More important for most people, the primary triggers of depression are not biological but emotional and psychological—tied to such things as life history, family learning, and social isolation. People get depressed because life has knocked them down repeatedly, and sooner or later they can’t get up again. Even with things like depression during or after pregnancy, while hormones may play a part, the big problem is usually psychological. The mom-to-be is afraid of failure, and the new mother is overwhelmed by the added responsibilities, and often has no support.

In other cases, people are depressed because they were taught to be. They may have grown up, for instance, with abusive parents whose constant message was, “You’re a loser.” Little kids can’t tell what’s true from what’s not true. What they are told is what they believe, and that can become a destructive reality later in life.

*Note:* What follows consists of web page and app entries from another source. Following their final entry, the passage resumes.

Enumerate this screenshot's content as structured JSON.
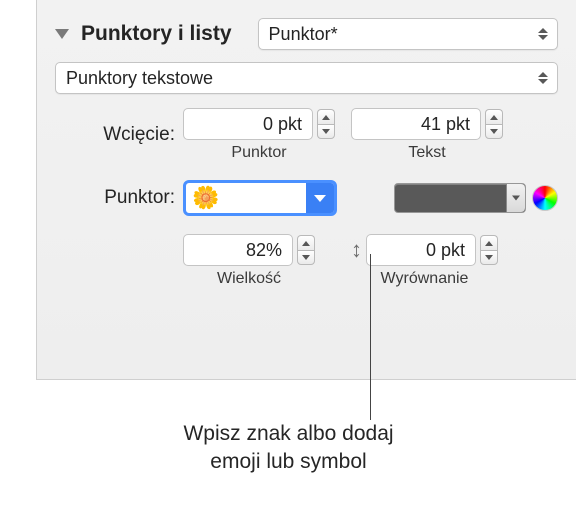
{
  "header": {
    "title": "Punktory i listy",
    "style_select": "Punktor*"
  },
  "type_select": "Punktory tekstowe",
  "indent": {
    "label": "Wcięcie:",
    "bullet_value": "0 pkt",
    "bullet_sublabel": "Punktor",
    "text_value": "41 pkt",
    "text_sublabel": "Tekst"
  },
  "bullet": {
    "label": "Punktor:",
    "emoji": "🌼"
  },
  "size": {
    "value": "82%",
    "sublabel": "Wielkość"
  },
  "align": {
    "value": "0 pkt",
    "sublabel": "Wyrównanie"
  },
  "callout": {
    "line1": "Wpisz znak albo dodaj",
    "line2": "emoji lub symbol"
  }
}
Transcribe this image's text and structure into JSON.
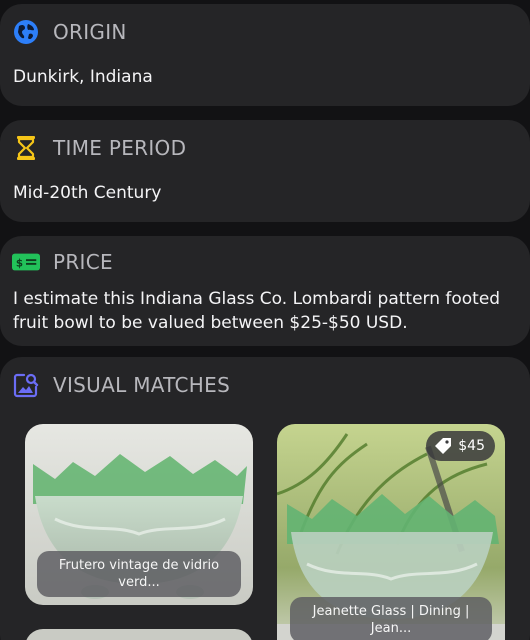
{
  "origin": {
    "title": "ORIGIN",
    "value": "Dunkirk, Indiana",
    "icon": "globe-icon",
    "color": "#2d7ff9"
  },
  "time_period": {
    "title": "TIME PERIOD",
    "value": "Mid-20th Century",
    "icon": "hourglass-icon",
    "color": "#f5c518"
  },
  "price": {
    "title": "PRICE",
    "value": "I estimate this Indiana Glass Co. Lombardi pattern footed fruit bowl to be valued between $25-$50 USD.",
    "icon": "money-icon",
    "color": "#22c25a"
  },
  "visual_matches": {
    "title": "VISUAL MATCHES",
    "icon": "image-search-icon",
    "color": "#6b6df5",
    "items": [
      {
        "caption": "Frutero vintage de vidrio verd...",
        "price": ""
      },
      {
        "caption": "Jeanette Glass | Dining | Jean...",
        "price": "$45"
      }
    ]
  }
}
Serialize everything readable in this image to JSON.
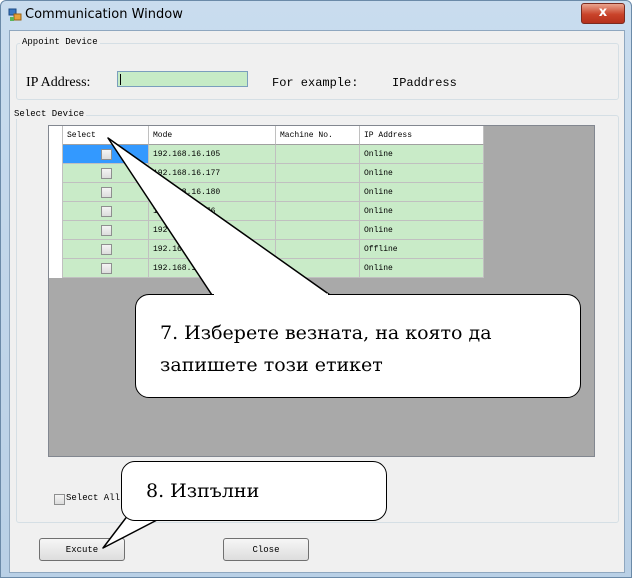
{
  "window": {
    "title": "Communication Window",
    "close_glyph": "x",
    "app_icon": "app-icon"
  },
  "appoint": {
    "group_title": "Appoint  Device",
    "ip_label": "IP Address:",
    "ip_value": "",
    "example_label": "For example:",
    "example_value": "IPaddress"
  },
  "select_group": {
    "group_title": "Select  Device",
    "columns": [
      "Select",
      "Mode",
      "Machine No.",
      "IP Address"
    ],
    "rows": [
      {
        "checked": false,
        "mode": "192.168.16.105",
        "machine_no": "",
        "ip_address": "Online"
      },
      {
        "checked": false,
        "mode": "192.168.16.177",
        "machine_no": "",
        "ip_address": "Online"
      },
      {
        "checked": false,
        "mode": "192.168.16.180",
        "machine_no": "",
        "ip_address": "Online"
      },
      {
        "checked": false,
        "mode": "192.168.16.76",
        "machine_no": "",
        "ip_address": "Online"
      },
      {
        "checked": false,
        "mode": "192.1",
        "machine_no": "",
        "ip_address": "Online"
      },
      {
        "checked": false,
        "mode": "192.16",
        "machine_no": "",
        "ip_address": "Offline"
      },
      {
        "checked": false,
        "mode": "192.168.1",
        "machine_no": "",
        "ip_address": "Online"
      }
    ],
    "select_all_label": "Select All"
  },
  "buttons": {
    "execute": "Excute",
    "close": "Close"
  },
  "callouts": {
    "step7_line1": "7. Изберете везната, на която да",
    "step7_line2": "запишете този етикет",
    "step8": "8. Изпълни"
  },
  "colors": {
    "row_bg": "#c9ebc8",
    "input_bg": "#c6ebc6",
    "selected_cell": "#3399ff",
    "grid_bg": "#a9a9a9"
  }
}
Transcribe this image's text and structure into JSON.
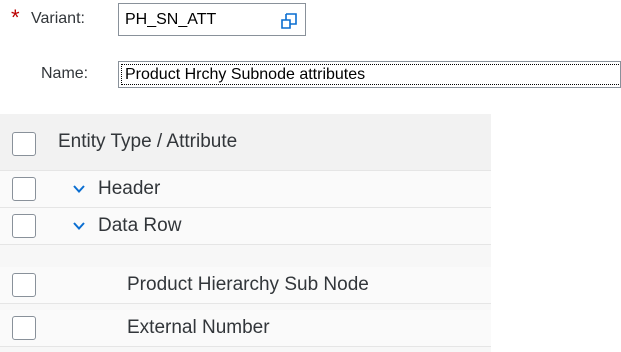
{
  "form": {
    "required_marker": "*",
    "variant_label": "Variant:",
    "variant_value": "PH_SN_ATT",
    "name_label": "Name:",
    "name_value": "Product Hrchy Subnode attributes"
  },
  "table": {
    "column_header": "Entity Type / Attribute",
    "rows": [
      {
        "label": "Header",
        "expandable": true,
        "level": 1
      },
      {
        "label": "Data Row",
        "expandable": true,
        "level": 1
      },
      {
        "label": "Product Hierarchy Sub Node",
        "expandable": false,
        "level": 2
      },
      {
        "label": "External Number",
        "expandable": false,
        "level": 2
      }
    ]
  },
  "colors": {
    "required": "#bb0000",
    "accent": "#0a6ed1",
    "text": "#32363a",
    "border": "#89919a"
  },
  "icons": {
    "value_help": "value-help-icon",
    "expand": "chevron-down-icon"
  }
}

Hypnotherapy is a powerful tool for creating a new, positive self-image.

Depressed people are frequently socially isolated. They avoid people because they don’t think people like them. Isolation leads to depression, which leads to more withdrawal and traps them in a vicious circle of loneliness, social avoidance and depression. Hypnosis is a potent tool for breaking out of that trap.

Depression is often tied to unresolved past trauma. Hypnotherapy offers a way of going back into the past and resolving the injury.

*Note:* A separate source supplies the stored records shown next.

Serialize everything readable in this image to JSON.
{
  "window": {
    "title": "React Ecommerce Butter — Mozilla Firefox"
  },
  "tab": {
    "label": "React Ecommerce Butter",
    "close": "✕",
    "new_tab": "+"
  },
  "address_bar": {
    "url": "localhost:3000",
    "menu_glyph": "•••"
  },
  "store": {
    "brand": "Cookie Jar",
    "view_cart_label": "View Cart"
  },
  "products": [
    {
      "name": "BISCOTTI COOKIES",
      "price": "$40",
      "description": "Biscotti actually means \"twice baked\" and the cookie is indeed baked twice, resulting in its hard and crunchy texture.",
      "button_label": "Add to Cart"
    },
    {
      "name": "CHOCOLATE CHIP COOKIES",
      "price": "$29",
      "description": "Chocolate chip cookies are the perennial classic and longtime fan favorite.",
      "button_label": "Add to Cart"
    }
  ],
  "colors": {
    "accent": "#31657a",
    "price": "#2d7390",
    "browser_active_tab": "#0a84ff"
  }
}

Hypnotherapists have been working for decades to develop strategies for dealing with depression. Hypnotherapy helps strengthen ego and self-esteem. It can break through social isolation and fear of contact. It can be used to resolve old trauma.

Best of all, the only side-effect is feeling good about yourself.

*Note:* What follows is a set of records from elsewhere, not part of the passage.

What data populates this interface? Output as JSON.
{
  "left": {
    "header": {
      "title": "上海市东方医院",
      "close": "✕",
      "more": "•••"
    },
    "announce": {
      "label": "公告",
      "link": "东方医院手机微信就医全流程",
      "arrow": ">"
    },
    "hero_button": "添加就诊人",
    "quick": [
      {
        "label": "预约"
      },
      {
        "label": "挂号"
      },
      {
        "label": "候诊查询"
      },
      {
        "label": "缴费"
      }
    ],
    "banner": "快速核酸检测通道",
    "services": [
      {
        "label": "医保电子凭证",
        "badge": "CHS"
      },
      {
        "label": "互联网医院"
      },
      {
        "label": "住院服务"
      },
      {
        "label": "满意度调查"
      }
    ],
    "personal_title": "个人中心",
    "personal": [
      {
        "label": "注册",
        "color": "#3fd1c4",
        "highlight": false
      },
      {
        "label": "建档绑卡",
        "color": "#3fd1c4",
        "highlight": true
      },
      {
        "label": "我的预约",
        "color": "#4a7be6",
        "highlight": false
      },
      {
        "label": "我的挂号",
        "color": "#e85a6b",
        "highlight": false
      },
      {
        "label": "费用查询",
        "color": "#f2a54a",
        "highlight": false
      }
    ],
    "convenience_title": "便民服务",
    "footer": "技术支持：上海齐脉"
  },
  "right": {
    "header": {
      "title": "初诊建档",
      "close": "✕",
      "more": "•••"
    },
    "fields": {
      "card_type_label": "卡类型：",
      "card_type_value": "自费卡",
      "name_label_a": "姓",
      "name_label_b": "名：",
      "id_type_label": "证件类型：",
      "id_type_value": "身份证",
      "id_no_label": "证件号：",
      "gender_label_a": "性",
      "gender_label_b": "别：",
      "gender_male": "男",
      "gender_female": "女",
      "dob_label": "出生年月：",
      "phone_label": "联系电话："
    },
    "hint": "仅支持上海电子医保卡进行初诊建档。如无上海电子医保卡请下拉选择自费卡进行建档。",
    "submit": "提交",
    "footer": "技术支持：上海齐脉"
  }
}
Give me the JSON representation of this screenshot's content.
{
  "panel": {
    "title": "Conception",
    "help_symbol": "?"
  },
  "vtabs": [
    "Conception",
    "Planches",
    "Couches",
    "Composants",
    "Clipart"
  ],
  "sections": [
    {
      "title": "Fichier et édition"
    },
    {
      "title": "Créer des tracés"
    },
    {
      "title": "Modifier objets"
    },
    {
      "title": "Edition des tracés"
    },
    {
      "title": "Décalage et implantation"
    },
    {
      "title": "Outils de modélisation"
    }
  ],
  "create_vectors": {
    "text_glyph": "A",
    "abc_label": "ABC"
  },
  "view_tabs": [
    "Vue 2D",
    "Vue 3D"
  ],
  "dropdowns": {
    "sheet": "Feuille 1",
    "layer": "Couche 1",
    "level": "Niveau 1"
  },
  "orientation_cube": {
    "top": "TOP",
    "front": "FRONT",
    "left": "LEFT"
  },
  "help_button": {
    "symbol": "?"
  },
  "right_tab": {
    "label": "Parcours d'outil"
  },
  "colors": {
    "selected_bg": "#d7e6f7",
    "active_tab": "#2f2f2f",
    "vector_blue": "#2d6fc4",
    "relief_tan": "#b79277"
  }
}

Hypnosis for Depression

Here’s an unhappy fact: On any given day, more than a quarter of Australians—we’re talking a million people—are clinically depressed.

Here’s another: On the average day, seven Aussies will kill themselves. That adds up to more than twenty-five hundred men, women and children every year.

If you are a man, chances are one in eight that you will suffer a period of serious depression in your life. For women, the rate is one in five, and that number goes up with pregnancy. Around ten percent of all women become depressed during pregnancy, a rate that rises to fourteen percent postpartum.

It is thus no surprise that one of the biggest businesses in Australia revolves around prescribing and selling antidepressant medications. Approximately ten percent of the people in Australia take these medications. For older women, the rate is closer to twenty-five percent.

There are major problems with these so-called mood-elevating drugs.

First, they don’t actually elevate mood for most people; they mainly flatten feelings out. You don’t feel ups or downs, just in-between blahs.

Second, they have side-effects—weight gain, reduced sexual desire and responsiveness, suicidal impulses.

Last, and perhaps most important, they don’t work. When Harvard Medical School researcher Irving Kirsch conducted a major re-assessment of thirty-five studies that had been conducted on the most widely used antidepressant drugs—Prozac, Celexa, Lexapro, Paxil and Zoloft among others—he found that about the only difference between these drugs and a placebo was that the placebo didn’t trigger side effects.

Kirsch’s study came out in 2008. A second study in 2010 had about the same results. Despite that, physicians keep prescribing, and their patients keep taking, these drugs. When the drug doesn’t work, the doctor either boosts the dose, or goes to a different medication, which probably won’t work any better.

There is a more effective way to help people who suffer from depression. It is called hypnosis.

For many decades, hypnosis and hypnotherapy have been helping people defeat depression. Sometimes it is used on its own, sometimes in conjunction with other approaches, such as cognitive therapy. It works, and the only side-effects are a sense of well-being and a feeling of happiness at being able to live without pills.

We will look at how hypnosis and hypnotherapy can combat depression in the next blog.